Jesus, the Savior of the World

AND WE HAVE BEHELD and bear witness that the Father hath sent the Son to be the Savior of the world” (1 John 4:14). In these marvelous words of testimony from one chosen to be an eyewitness, John expressed a comprehensive view of the manifold work undertaken by Jesus. He who had existed from times eternal condescended to man’s level in His coming in flesh, retaining all the essential attributes of deity for the fulfilling of his work.

The work of redemption that brought Him here did not require that he remain on earth indefinitely, as indicated by John’s use of the word “tabernacled” (in some versions, “dwelt”) in John 1:14. During the temporary earthly phase of His work, Jesus accomplished several objectives relating to human redemption, as seen in John’s epistles.

Revelation of God

“And we know that the Son of God has come and has given us an understanding, that we may know him who is true; and we are in him who is true, in his Son Jesus Christ. This is the true God and eternal life” (1 John 5:20). Because Jehovah is not physically discernible to human beings (1 John 4:12), Jesus came to convey to mankind a portrait of deity in His own person; as John says, he has given an understanding of the true God, apart from the fictitious deities that were part of the Gnostic system.
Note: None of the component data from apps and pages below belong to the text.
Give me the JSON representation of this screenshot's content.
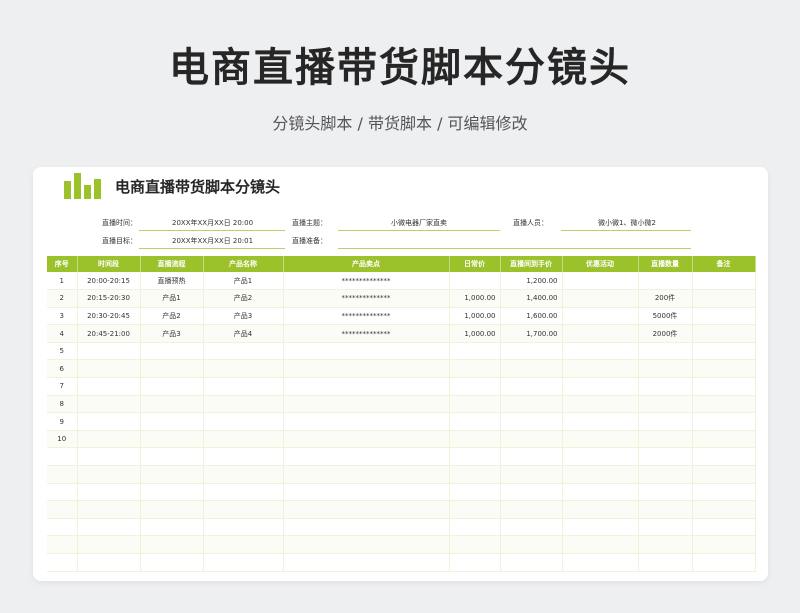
{
  "page": {
    "title": "电商直播带货脚本分镜头",
    "subtitle": "分镜头脚本  /  带货脚本  /  可编辑修改"
  },
  "card": {
    "title": "电商直播带货脚本分镜头",
    "accent_color": "#9bc12b"
  },
  "info": {
    "time_label": "直播时间：",
    "time_value": "20XX年XX月XX日   20:00",
    "theme_label": "直播主题：",
    "theme_value": "小微电器厂家直卖",
    "staff_label": "直播人员：",
    "staff_value": "微小微1、微小微2",
    "target_label": "直播目标：",
    "target_value": "20XX年XX月XX日   20:01",
    "prep_label": "直播准备：",
    "prep_value": ""
  },
  "table": {
    "headers": [
      "序号",
      "时间段",
      "直播流程",
      "产品名称",
      "产品卖点",
      "日常价",
      "直播间到手价",
      "优惠活动",
      "直播数量",
      "备注"
    ],
    "rows": [
      [
        "1",
        "20:00-20:15",
        "直播预热",
        "产品1",
        "**************",
        "",
        "1,200.00",
        "",
        "",
        ""
      ],
      [
        "2",
        "20:15-20:30",
        "产品1",
        "产品2",
        "**************",
        "1,000.00",
        "1,400.00",
        "",
        "200件",
        ""
      ],
      [
        "3",
        "20:30-20:45",
        "产品2",
        "产品3",
        "**************",
        "1,000.00",
        "1,600.00",
        "",
        "5000件",
        ""
      ],
      [
        "4",
        "20:45-21:00",
        "产品3",
        "产品4",
        "**************",
        "1,000.00",
        "1,700.00",
        "",
        "2000件",
        ""
      ],
      [
        "5",
        "",
        "",
        "",
        "",
        "",
        "",
        "",
        "",
        ""
      ],
      [
        "6",
        "",
        "",
        "",
        "",
        "",
        "",
        "",
        "",
        ""
      ],
      [
        "7",
        "",
        "",
        "",
        "",
        "",
        "",
        "",
        "",
        ""
      ],
      [
        "8",
        "",
        "",
        "",
        "",
        "",
        "",
        "",
        "",
        ""
      ],
      [
        "9",
        "",
        "",
        "",
        "",
        "",
        "",
        "",
        "",
        ""
      ],
      [
        "10",
        "",
        "",
        "",
        "",
        "",
        "",
        "",
        "",
        ""
      ],
      [
        "",
        "",
        "",
        "",
        "",
        "",
        "",
        "",
        "",
        ""
      ],
      [
        "",
        "",
        "",
        "",
        "",
        "",
        "",
        "",
        "",
        ""
      ],
      [
        "",
        "",
        "",
        "",
        "",
        "",
        "",
        "",
        "",
        ""
      ],
      [
        "",
        "",
        "",
        "",
        "",
        "",
        "",
        "",
        "",
        ""
      ],
      [
        "",
        "",
        "",
        "",
        "",
        "",
        "",
        "",
        "",
        ""
      ],
      [
        "",
        "",
        "",
        "",
        "",
        "",
        "",
        "",
        "",
        ""
      ],
      [
        "",
        "",
        "",
        "",
        "",
        "",
        "",
        "",
        "",
        ""
      ]
    ]
  }
}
Apart from the revelation that Jesus was and gave concerning God, all would be adrift in a sea of ignorance of God. We would know nothing of His nature, power, love, or will for us. Because Jesus came, we now know all about God that can be known. Based on this understanding which Jesus brought, fellowship with God can be established. Mere intellectual understanding is not the sole objective of Jesus’ revelation of God: we can be “in him who is true, in his Son Jesus Christ.” It is in connection with Jesus Christ that humanity has hope of communion with deity. Apart from the way, the truth, and the life, there is no knowing of the Father, no going to the Father, and no association with the Father.

Propitiation for Sins

Jesus’ coming as propitiation for sins is used by the apostle in 1 John 4:10 as an indicator of God’s great love. Possibly the extent of that love is to be seen in the effect of propitiation (expiation). In this word, the Lord is saying that Jesus was the means by which our sins could be covered and remitted. His is our mercy seat (propitiatory), typified in that covering of the ark of the covenant in the Mosaic system, for it was there that Jehovah manifested His mercy each year on the Day of Atonement in passing over the sins of the people when the offering was accepted.

By means of His own blood, offered once for all time, Jesus made it possible for the Father to forgive sins for all who believe on Christ. Yes, no one is excluded from the benefits of such propitiation achieved by Jesus “for the whole world” (1 John 2:2). From the stand-point of practical reception, only those who are brought into fellowship with God, in Christ, benefit from divine mercy.

Advocate with the Father

God does not want His children to sin, and urges them not to sin. If they do sin, they have Christ as their Advocate. He is fully able to give aid to us in our sins; as counsel for the defense, we can call Him to our side as our helper (1 John 2:1).

While the Lord discourages disobedience, He does not want us to fall away in despair over our sins. He wants to forgive us and restore us to divine fellowship, for He is the Shepherd and Overseer of our souls.

Liberator from Satan

Jesus came to destroy the Destroyer of souls. “For this purpose the Son of God was manifested, that he might destroy the works of the devil” (1 John 3:8b). The word “destroy” does not suggest annihilate, but weaken, remove power from one.

Jesus died, and arose from the tomb, that He might remove sin and death as weapons from Satan’s arsenal. Until Jesus rose, Satan held the world captive through fear of death. Jesus, in His resurrection, gained that power over death, and the victory changed hands (Hebrews 2:14–15; 1 Corinthians 15:54–57). In the last day, when all are raised, the effects of sin will also be overcome—the pain and sorrow that often scourge us on this earth.

Eternal Life

“… God has given us eternal life, and this life is in His Son. He who has the Son has life; he who does not have the Son of God does not have life” (1 John 5:11–12). Even in other verses in John’s first epistle, life seems inseparably associated with Jesus (1:1–2; 3:14; 4:9).

Observe that Jesus is the bringer of eternal life and, thus, Eternal Life Himself. Access to eternal life is here conditioned on “having the Son.” Faith in Christ and devotion to Him are the clear conditions of eternal life, both to gain it and to maintain it. If one gains life and later stops believing in Christ, he ceases having eternal life.

Every spiritual need is richly supplied by the world’s Savior.